Every record below, from first to last: print it exactly as shown.

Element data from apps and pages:
* * *

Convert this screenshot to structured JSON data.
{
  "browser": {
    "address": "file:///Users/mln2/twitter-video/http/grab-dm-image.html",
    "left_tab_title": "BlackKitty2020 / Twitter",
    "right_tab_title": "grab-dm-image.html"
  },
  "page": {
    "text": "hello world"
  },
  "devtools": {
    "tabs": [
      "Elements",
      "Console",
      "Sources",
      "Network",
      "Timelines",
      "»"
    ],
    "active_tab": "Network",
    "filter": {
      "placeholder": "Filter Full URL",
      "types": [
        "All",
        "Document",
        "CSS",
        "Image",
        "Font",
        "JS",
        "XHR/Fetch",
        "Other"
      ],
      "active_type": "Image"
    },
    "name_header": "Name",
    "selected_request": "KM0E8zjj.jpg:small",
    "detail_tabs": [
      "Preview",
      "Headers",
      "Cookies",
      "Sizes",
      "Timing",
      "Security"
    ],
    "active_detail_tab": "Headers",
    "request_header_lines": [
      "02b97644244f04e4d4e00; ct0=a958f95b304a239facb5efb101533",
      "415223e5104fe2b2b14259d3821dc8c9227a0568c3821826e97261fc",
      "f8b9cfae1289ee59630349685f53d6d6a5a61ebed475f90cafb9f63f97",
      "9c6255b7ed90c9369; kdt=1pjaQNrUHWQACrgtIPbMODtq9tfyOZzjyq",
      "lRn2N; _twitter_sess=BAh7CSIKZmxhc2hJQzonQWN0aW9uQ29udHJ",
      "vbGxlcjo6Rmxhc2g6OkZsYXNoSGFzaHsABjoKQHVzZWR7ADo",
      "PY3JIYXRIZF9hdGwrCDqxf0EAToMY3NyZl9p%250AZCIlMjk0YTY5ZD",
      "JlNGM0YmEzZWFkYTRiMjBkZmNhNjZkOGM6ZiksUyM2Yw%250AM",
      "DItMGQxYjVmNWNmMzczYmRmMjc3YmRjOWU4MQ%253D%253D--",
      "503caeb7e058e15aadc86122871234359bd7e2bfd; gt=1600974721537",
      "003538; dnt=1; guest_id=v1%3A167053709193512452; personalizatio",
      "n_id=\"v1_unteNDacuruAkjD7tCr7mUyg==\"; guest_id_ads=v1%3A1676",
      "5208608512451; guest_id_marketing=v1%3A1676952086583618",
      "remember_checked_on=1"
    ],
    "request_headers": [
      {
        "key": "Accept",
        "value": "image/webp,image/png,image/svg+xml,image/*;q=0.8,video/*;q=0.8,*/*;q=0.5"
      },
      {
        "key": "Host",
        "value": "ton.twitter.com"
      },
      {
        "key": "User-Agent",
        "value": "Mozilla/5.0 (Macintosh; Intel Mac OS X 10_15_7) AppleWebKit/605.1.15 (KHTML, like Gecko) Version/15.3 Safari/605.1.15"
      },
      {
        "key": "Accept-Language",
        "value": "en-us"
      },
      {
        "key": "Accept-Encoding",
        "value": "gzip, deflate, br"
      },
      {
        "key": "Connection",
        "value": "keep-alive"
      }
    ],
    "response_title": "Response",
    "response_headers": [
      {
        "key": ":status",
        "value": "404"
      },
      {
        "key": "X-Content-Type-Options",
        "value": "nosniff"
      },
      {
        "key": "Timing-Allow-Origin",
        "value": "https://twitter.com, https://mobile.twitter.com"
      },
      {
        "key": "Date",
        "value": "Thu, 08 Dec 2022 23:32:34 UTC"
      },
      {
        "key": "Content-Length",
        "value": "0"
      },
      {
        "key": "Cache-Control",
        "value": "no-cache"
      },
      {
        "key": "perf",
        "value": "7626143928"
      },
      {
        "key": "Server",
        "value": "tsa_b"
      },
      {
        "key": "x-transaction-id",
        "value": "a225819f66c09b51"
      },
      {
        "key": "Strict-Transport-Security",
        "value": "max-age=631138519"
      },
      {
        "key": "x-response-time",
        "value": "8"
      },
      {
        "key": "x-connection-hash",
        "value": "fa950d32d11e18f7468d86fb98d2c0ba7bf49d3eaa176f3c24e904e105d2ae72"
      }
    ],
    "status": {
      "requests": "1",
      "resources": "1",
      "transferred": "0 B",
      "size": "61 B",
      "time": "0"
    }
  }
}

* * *

Task output:
Convert this screenshot to structured JSON data.
{
  "browser": {
    "address": "file:///Users/mln2/twitter-video/http/grab-dm-image.html",
    "left_tab_title": "BlackKitty2020 / Twitter",
    "right_tab_title": "grab-dm-image.html"
  },
  "page": {
    "text": "hello world"
  },
  "devtools": {
    "tabs": [
      "Elements",
      "Console",
      "Sources",
      "Network",
      "Timelines",
      "»"
    ],
    "active_tab": "Network",
    "filter": {
      "placeholder": "Filter Full URL",
      "types": [
        "All",
        "Document",
        "CSS",
        "Image",
        "Font",
        "JS",
        "XHR/Fetch",
        "Other"
      ],
      "active_type": "Image"
    },
    "name_header": "Name",
    "selected_request": "KM0E8zjj.jpg:small",
    "detail_tabs": [
      "Preview",
      "Headers",
      "Cookies",
      "Sizes",
      "Timing",
      "Security"
    ],
    "active_detail_tab": "Headers",
    "request_header_lines": [
      "02b97644244f04e4d4e00; ct0=a958f95b304a239facb5efb101533",
      "415223e5104fe2b2b14259d3821dc8c9227a0568c3821826e97261fc",
      "f8b9cfae1289ee59630349685f53d6d6a5a61ebed475f90cafb9f63f97",
      "9c6255b7ed90c9369; kdt=1pjaQNrUHWQACrgtIPbMODtq9tfyOZzjyq",
      "lRn2N; _twitter_sess=BAh7CSIKZmxhc2hJQzonQWN0aW9uQ29udHJ",
      "vbGxlcjo6Rmxhc2g6OkZsYXNoSGFzaHsABjoKQHVzZWR7ADo",
      "PY3JIYXRIZF9hdGwrCDqxf0EAToMY3NyZl9p%250AZCIlMjk0YTY5ZD",
      "JlNGM0YmEzZWFkYTRiMjBkZmNhNjZkOGM6ZiksUyM2Yw%250AM",
      "DItMGQxYjVmNWNmMzczYmRmMjc3YmRjOWU4MQ%253D%253D--",
      "503caeb7e058e15aadc86122871234359bd7e2bfd; gt=1600974721537",
      "003538; dnt=1; guest_id=v1%3A167053709193512452; personalizatio",
      "n_id=\"v1_unteNDacuruAkjD7tCr7mUyg==\"; guest_id_ads=v1%3A1676",
      "5208608512451; guest_id_marketing=v1%3A1676952086583618",
      "remember_checked_on=1"
    ],
    "request_headers": [
      {
        "key": "Accept",
        "value": "image/webp,image/png,image/svg+xml,image/*;q=0.8,video/*;q=0.8,*/*;q=0.5"
      },
      {
        "key": "Host",
        "value": "ton.twitter.com"
      },
      {
        "key": "User-Agent",
        "value": "Mozilla/5.0 (Macintosh; Intel Mac OS X 10_15_7) AppleWebKit/605.1.15 (KHTML, like Gecko) Version/15.3 Safari/605.1.15"
      },
      {
        "key": "Accept-Language",
        "value": "en-us"
      },
      {
        "key": "Accept-Encoding",
        "value": "gzip, deflate, br"
      },
      {
        "key": "Connection",
        "value": "keep-alive"
      }
    ],
    "response_title": "Response",
    "response_headers": [
      {
        "key": ":status",
        "value": "404"
      },
      {
        "key": "X-Content-Type-Options",
        "value": "nosniff"
      },
      {
        "key": "Timing-Allow-Origin",
        "value": "https://twitter.com, https://mobile.twitter.com"
      },
      {
        "key": "Date",
        "value": "Thu, 08 Dec 2022 23:32:34 UTC"
      },
      {
        "key": "Content-Length",
        "value": "0"
      },
      {
        "key": "Cache-Control",
        "value": "no-cache"
      },
      {
        "key": "perf",
        "value": "7626143928"
      },
      {
        "key": "Server",
        "value": "tsa_b"
      },
      {
        "key": "x-transaction-id",
        "value": "a225819f66c09b51"
      },
      {
        "key": "Strict-Transport-Security",
        "value": "max-age=631138519"
      },
      {
        "key": "x-response-time",
        "value": "8"
      },
      {
        "key": "x-connection-hash",
        "value": "fa950d32d11e18f7468d86fb98d2c0ba7bf49d3eaa176f3c24e904e105d2ae72"
      }
    ],
    "status": {
      "requests": "1",
      "resources": "1",
      "transferred": "0 B",
      "size": "61 B",
      "time": "0"
    }
  }
}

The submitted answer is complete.